An experienced mountain biker died after a crash in the Whistler Mountain Bike Park on Friday (May 30).
The 40-year-old man has been identified as Hood River, OR resident Matt Klee. He served as president of the Hood River Area Trail Stewards.
Klee was in proper safety gear — including a full-face helmet and neck brace — when he lost control on a rock feature while riding the advanced Lower Whistler Downhill trail and crashed at the bottom. He was with four other friends at the time, including an emergency room doctor who immediately began CPR.
Park patrol was called to the scene around 4 p.m. and arrived about three minutes later. An ambulance met the crew on the mountain to transport the man to the Whistler Health Care Centre where a helicopter was on its way.
He was declared dead at 6 p.m. after staff at the centre were unable to stabilize him. The exact cause of death has not been released, but it was trauma related, said Doug MacFarlane, mountain manager for Whistler Blackcomb (WB), the company that runs the park.

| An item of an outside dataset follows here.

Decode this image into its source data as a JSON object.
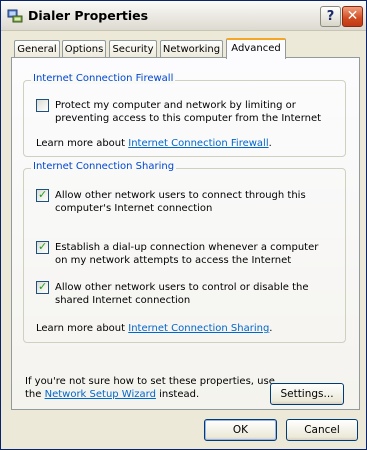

“I want to say on behalf of Whistler Blackcomb, we want to express our condolences to family and friends for the loss,” MacFarlane said. “It’s a tragic event for the small community of mountain biking.”
Klee a long-time rider and has had a “Triple Play” pass at the park since 2011. WB crews are investigating the feature for safety concerns, but say there were no immediately apparent issues. “That trail is one of the first we had in the bike park,” MacFarlane said. “It hasn’t changed in a long time. There’s nothing abnormal about it. It wasn’t in poor shape or anything… Any time we have a severe injury in the bike park we have a look to see if there’s anything we can do to improve.”

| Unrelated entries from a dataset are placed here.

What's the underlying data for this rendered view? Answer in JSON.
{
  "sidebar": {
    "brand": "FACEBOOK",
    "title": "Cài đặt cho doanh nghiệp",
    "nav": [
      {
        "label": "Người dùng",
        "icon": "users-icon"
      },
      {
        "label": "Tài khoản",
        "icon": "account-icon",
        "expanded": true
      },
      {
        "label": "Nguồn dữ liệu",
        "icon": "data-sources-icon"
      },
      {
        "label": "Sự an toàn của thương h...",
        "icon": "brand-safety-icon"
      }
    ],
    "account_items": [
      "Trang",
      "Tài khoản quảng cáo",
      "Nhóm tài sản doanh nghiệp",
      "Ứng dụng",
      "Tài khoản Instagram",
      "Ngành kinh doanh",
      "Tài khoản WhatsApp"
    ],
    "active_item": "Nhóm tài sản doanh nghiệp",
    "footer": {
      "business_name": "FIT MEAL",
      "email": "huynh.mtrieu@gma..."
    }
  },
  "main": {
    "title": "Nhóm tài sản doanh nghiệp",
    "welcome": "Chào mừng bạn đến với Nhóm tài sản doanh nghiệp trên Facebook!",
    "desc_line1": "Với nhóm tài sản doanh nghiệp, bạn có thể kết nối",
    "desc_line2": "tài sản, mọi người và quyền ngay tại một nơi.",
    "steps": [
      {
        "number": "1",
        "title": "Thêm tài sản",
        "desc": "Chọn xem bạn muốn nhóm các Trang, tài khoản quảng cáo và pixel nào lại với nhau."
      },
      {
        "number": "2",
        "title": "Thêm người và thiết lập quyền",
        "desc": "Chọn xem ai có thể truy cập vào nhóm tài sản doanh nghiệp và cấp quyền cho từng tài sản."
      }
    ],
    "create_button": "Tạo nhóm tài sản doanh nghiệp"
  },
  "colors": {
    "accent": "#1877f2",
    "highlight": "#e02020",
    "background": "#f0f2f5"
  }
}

The death is the second fatality in the park’s 15 years of operation. The other incident happened in August 2002 when a 33-year-old Langley man crashed at the bottom of Crabapple Hits trail.
“It’s a real rarity,” MacFarlane said. “Obviously there are accidents, but fatalities are rare. Everybody is sad about the whole thing.”

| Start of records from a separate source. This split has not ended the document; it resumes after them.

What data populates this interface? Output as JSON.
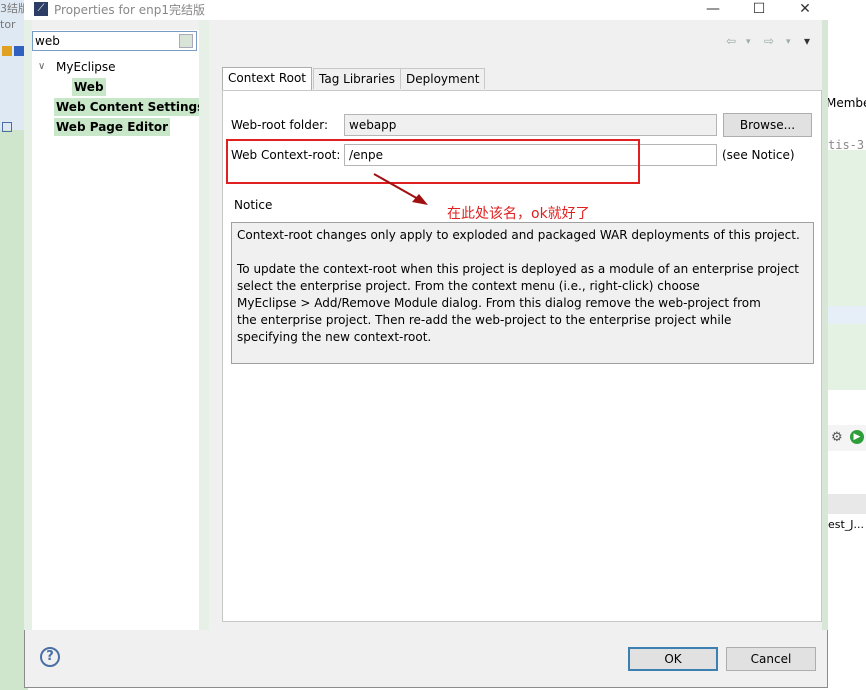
{
  "background": {
    "left_fragments": [
      "3结版",
      "tor"
    ],
    "right_fragments": [
      "Membe",
      "tis-3",
      "est_J..."
    ]
  },
  "window": {
    "title": "Properties for enp1完结版",
    "minimize": "—",
    "maximize": "☐",
    "close": "✕"
  },
  "nav": {
    "filter_value": "web",
    "tree": {
      "root_label": "MyEclipse",
      "child_label": "Web",
      "items": [
        "Web Content Settings",
        "Web Page Editor"
      ]
    },
    "history": {
      "back": "⇦",
      "forward": "⇨",
      "menu": "▾"
    }
  },
  "tabs": [
    "Context Root",
    "Tag Libraries",
    "Deployment"
  ],
  "form": {
    "web_root_label": "Web-root folder:",
    "web_root_value": "webapp",
    "browse_label": "Browse...",
    "context_root_label": "Web Context-root:",
    "context_root_value": "/enpe",
    "see_notice": "(see Notice)"
  },
  "notice": {
    "heading": "Notice",
    "text": "Context-root changes only apply to exploded and packaged WAR deployments of this project.\n\nTo update the context-root when this project is deployed as a module of an enterprise project\nselect the enterprise project. From the context menu (i.e., right-click) choose\nMyEclipse > Add/Remove Module dialog. From this dialog remove the web-project from\nthe enterprise project. Then re-add the web-project to the enterprise project while\nspecifying the new context-root."
  },
  "annotation": "在此处该名，ok就好了",
  "footer": {
    "help": "?",
    "ok_label": "OK",
    "cancel_label": "Cancel"
  },
  "colors": {
    "annotation_red": "#e02020",
    "tree_highlight": "#c8e6c8",
    "default_button_border": "#3c7fb1"
  }
}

In the wake of the tragedy, he said it’s important to remember safety tips —especially at the beginning of the season when riders of all levels are getting back into the sport after a long winter. WB offers an array of lessons, he added.
“Know where you’re going. Know which trails are appropriate for you and your progression… It’s typical this time of year, riders are starting on easier trails and working their way up,” he said.
More experienced riders should remember to hydrate and only head to the park when they’re alert. “Don’t over do it,” he said. “Like skiing, a lot of injuries happen at the end of the day. Sometimes it’s not worth doing the last run.”
Pay attention to what your body is telling you and don’t drag friends down runs for which they’re not ready, MacFarlane said. “We like people to have fun, play safe and be ready for what they’re about to do and not get themselves in over their heads,” he said. “But these fellows (involved in the incident) definitely knew what they were doing.”
For more mountain bike safety tips visit bike.whistlerblackcomb.com.